In the opening bout of the evening, Jaidon "The Don" Codrington (19-2, 15 KOs) put on a clinic against battle tested veteran William Gill, and in the end stopped him with just three seconds left in the final round. Time of the stoppage by referee Ricky Gonzalez was 2:57 of round eight.
Codrington worked the body of Gill all night and punished his rib cage with several hooks to the body. When the opening presented itself, Codrington would come up and land hooks at will without much defense from Gill.

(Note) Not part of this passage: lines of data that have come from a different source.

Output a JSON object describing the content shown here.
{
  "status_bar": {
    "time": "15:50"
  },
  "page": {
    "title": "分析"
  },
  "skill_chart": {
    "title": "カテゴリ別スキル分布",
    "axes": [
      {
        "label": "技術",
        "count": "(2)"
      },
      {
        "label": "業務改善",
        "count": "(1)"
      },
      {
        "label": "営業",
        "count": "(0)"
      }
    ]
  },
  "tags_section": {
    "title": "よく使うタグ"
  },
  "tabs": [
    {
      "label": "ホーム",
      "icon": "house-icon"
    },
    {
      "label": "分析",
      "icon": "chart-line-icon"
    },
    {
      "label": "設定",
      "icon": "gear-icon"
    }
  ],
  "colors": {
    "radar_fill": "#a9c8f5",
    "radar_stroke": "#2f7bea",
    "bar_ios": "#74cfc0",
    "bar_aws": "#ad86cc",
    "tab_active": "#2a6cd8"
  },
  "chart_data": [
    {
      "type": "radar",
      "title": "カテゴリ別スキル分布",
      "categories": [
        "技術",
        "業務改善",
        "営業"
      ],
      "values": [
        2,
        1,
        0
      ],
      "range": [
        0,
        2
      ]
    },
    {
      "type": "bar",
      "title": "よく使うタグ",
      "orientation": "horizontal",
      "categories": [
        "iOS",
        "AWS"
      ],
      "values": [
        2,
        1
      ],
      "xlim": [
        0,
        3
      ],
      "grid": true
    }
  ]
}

The journeyman Gill (8-21, 7 KOs) put on a very competitive fight as he was willing to trade with Codrington right until the very end. Gill during several rounds was often willing to trade with Codrington but usually ended up on the losing end of the brawl. Gill tried to apply pressure throughout the contest but was usually met with effective counter-punching, and punishing combinations from Codrington.
Codrington was deducted a point for holding on to the ropes by referee Gonzalez in the fourth and landed a low blow to Gill in the fifth.
Regardless, Codrington's hooks to the body and head of his opponent were decisively stronger and broke down Gill ultimately causing the stoppage.
Remillard Decisively Decisions Pastrana!
WBC World Youth and USNBC featherweight title holder, Matt "The Sharp Shooter" Remillard (16-0, 8 KOs) remained undefeated as he scored a six round unanimous decision over veteran Mauricio Pastrana (34-10-2, 22 KOs) Remillard received scores of 60-54 twice and 59-55. "The Sharp Shooter" was just that as he was successful in out landing and wearing down his older and more veteran opponent.
Remillard fired and worked his jab early then was able to beat Pastrana to the punch by landing with effective hooks to the body. Pastrana kept pace with Remillard early but as the fight progressed, the stamina of “The Sharp Shooter” began to show its difference. While Remillard continued firing punches with the same power and velocity in the final round as he did in the first, Pastrana speed and movement began to fade as the fight wore on.
In the end it was Remillard that pounded out a shutout decision on two of the three judges scorecards, with the third judge giving just one round, round two to Pastrana.
Periera Stops Pressley!
Diego Periera (2-0, 2 KOs) was successful in his second professional fight at light welterweight as he stopped Jerry Pressley (0-1) in his first professional debut with body shots. Referee Ricky Gonzalez stops the bout at 1:43 of the first round.
Caro Downs Velazquez!
Jesus Caro (3-0, 3 KOs) kept his record perfect in tact after landing a vicious right hand to the jaw of Jose Velazquez (1-6, 1 KO) at the end of the second round. Velazquez was down and out on the canvas as referee Ricky Gonzalez reached the count of ten at the 3:00 mark.
Beauchamp and Marquez Battle to Draw!
Lowell, MA native Isander "Peachy" Beauchamp (5-0-1, 2 KOs) and Ernie Marquez (7-5-1, 3 KOs) battled to a four round draw. Scores of the bout were 39-37 for Beauchamp, 39-37 for Marquez, and 38-38 draw.